Once free of the pirates, Julius and crew end up on the northern coast of Africa, with just the stinking, deteriorating clothes on their backs. through force of personality, Julius gathers up a ragtag army and goes pirate hunting. He eventually ends up in Greece, in time for Mithridates great final Grecian rebellion. After that, he returns to Rome for some political wrangling and assassinations. Spartacus’s slave rebellion follows that ups.

Julius Caesar lived in interesting times and he is still a young man at the end of this novel. In Book 1, I found Conn Iggulden‘s writing style compelling, yet simple. In Book 2, he has honed his story-telling ability to a riveting point, keeping me up far too late on a work night traipsing around with Caesar. I found myself reading 100-page chunks of this book at a time. Images from this book have stuck with me, such as Julius threatening the pirate captain, the formation of the Tenth legion after they suffered their punishment for cowardice in battle, his reunion with his wife Cornelia, Brutus’s blossoming relationship with his mother. I loved the juxtapositioning of Rome, a civilized, beautiful city, run by the shadowy side of politics versus the deadly open-field warfare in Greece.

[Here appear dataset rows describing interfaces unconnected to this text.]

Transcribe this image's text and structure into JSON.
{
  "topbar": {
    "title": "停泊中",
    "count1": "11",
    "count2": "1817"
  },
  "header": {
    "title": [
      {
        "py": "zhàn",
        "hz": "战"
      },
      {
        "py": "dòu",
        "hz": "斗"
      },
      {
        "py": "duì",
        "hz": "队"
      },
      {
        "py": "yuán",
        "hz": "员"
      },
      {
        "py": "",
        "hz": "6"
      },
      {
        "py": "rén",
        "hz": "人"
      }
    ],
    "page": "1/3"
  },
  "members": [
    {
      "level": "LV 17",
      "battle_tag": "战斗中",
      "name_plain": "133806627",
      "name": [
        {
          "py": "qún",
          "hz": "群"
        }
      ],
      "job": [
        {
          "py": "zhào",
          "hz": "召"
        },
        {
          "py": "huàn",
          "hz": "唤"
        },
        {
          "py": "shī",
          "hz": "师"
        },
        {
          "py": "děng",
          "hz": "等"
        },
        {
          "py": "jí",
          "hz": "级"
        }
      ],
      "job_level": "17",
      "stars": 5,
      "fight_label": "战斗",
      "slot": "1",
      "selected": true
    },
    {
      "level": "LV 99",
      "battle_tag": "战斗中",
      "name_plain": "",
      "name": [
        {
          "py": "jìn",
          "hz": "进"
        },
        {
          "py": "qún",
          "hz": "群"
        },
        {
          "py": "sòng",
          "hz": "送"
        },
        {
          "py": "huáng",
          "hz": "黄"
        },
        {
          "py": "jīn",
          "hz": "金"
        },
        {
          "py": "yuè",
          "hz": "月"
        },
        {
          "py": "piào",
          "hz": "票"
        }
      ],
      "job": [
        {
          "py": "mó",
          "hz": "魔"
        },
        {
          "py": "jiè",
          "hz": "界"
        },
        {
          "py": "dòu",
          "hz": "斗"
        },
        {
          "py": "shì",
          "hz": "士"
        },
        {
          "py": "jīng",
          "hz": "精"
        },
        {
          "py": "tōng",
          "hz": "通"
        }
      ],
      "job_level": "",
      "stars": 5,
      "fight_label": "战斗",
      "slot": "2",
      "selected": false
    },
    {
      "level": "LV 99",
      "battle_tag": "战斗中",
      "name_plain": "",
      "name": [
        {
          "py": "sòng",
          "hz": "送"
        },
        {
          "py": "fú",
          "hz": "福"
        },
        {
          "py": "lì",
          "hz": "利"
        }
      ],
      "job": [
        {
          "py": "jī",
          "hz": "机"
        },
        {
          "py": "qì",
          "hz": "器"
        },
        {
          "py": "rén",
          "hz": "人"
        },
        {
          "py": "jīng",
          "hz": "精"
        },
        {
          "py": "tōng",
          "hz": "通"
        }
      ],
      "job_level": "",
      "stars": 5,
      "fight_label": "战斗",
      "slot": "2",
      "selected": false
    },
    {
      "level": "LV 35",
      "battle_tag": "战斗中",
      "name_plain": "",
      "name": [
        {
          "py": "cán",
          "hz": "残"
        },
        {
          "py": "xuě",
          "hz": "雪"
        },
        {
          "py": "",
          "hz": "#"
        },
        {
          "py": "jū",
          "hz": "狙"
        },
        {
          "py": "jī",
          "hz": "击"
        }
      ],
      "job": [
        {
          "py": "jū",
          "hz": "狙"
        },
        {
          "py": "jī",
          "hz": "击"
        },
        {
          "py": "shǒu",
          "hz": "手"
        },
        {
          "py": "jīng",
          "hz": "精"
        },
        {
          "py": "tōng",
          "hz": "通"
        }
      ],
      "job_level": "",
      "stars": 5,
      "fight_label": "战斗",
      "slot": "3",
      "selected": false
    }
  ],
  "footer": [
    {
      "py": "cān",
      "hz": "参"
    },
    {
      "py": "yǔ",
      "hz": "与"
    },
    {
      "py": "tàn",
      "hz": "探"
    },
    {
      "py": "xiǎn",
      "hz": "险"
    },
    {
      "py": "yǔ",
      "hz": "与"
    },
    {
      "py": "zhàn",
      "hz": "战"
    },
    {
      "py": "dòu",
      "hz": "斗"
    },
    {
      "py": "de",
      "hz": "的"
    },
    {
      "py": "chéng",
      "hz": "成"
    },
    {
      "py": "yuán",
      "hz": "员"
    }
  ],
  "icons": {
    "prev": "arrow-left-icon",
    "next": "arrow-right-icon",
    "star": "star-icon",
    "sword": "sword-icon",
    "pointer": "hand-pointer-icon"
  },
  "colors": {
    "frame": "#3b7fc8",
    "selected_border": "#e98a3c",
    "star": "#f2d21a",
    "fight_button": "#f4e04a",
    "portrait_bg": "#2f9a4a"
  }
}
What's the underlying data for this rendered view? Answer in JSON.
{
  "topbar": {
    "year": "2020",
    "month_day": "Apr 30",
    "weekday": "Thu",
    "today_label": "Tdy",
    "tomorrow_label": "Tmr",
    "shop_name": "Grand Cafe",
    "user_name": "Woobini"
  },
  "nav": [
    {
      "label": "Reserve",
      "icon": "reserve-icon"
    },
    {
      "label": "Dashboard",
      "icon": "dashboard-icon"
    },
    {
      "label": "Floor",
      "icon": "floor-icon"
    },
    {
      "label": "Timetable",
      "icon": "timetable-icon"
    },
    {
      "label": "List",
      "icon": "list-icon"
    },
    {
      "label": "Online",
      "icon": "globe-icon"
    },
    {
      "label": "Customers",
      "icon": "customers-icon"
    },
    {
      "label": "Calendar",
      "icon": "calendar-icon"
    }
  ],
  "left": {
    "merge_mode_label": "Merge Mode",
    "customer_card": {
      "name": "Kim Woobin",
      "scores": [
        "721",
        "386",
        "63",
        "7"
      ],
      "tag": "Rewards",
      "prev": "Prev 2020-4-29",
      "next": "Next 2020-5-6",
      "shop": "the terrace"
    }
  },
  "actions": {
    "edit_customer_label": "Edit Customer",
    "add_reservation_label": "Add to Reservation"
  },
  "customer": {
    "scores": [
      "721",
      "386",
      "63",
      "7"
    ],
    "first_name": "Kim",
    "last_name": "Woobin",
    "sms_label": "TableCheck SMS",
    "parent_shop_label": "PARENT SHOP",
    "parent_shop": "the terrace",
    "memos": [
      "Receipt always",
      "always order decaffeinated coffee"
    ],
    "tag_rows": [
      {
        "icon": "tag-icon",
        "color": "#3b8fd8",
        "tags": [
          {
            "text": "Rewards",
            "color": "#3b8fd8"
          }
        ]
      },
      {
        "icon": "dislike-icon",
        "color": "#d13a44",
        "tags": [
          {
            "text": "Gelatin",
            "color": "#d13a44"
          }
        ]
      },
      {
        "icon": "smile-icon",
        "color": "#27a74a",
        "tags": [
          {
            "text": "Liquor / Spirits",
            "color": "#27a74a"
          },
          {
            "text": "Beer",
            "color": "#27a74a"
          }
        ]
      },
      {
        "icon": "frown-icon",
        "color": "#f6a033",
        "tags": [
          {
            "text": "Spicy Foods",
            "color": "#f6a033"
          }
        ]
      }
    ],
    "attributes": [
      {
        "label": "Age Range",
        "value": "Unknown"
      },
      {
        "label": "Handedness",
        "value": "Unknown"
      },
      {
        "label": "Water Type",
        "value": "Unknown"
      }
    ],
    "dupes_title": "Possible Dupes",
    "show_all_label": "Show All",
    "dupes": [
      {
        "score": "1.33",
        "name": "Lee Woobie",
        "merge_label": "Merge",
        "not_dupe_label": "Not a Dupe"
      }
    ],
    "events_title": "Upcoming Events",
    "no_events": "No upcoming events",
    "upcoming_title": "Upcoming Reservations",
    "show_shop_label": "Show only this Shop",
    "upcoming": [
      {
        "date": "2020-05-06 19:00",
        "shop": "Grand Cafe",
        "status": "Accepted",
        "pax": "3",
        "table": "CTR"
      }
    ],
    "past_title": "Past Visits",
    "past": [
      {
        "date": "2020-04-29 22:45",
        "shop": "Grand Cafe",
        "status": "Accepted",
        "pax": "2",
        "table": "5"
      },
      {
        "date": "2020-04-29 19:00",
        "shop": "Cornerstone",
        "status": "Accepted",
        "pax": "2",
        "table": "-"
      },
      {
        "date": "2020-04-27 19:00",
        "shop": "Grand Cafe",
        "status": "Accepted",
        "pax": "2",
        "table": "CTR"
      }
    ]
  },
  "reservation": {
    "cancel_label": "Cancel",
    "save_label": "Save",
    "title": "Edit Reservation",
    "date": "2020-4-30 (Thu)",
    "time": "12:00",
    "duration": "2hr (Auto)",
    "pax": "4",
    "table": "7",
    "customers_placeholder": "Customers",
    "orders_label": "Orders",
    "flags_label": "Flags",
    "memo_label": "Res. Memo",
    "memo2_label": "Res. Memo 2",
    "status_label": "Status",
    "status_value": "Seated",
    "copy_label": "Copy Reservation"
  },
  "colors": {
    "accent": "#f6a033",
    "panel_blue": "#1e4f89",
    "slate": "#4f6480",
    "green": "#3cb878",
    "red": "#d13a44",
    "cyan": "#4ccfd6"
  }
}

What I Liked: tagging along as Brutus and Julius become men; reformation of Primegenia; the author’s version for the source of Caesar’s seizures; the factual descriptions of the Roman army in the field and on the march; the historical notes at the end of the book.

What I Disliked: The last 50 pages wrapped up several points in a hurry, and I wish the author had been given another 50 pages to flesh the ending out a bit.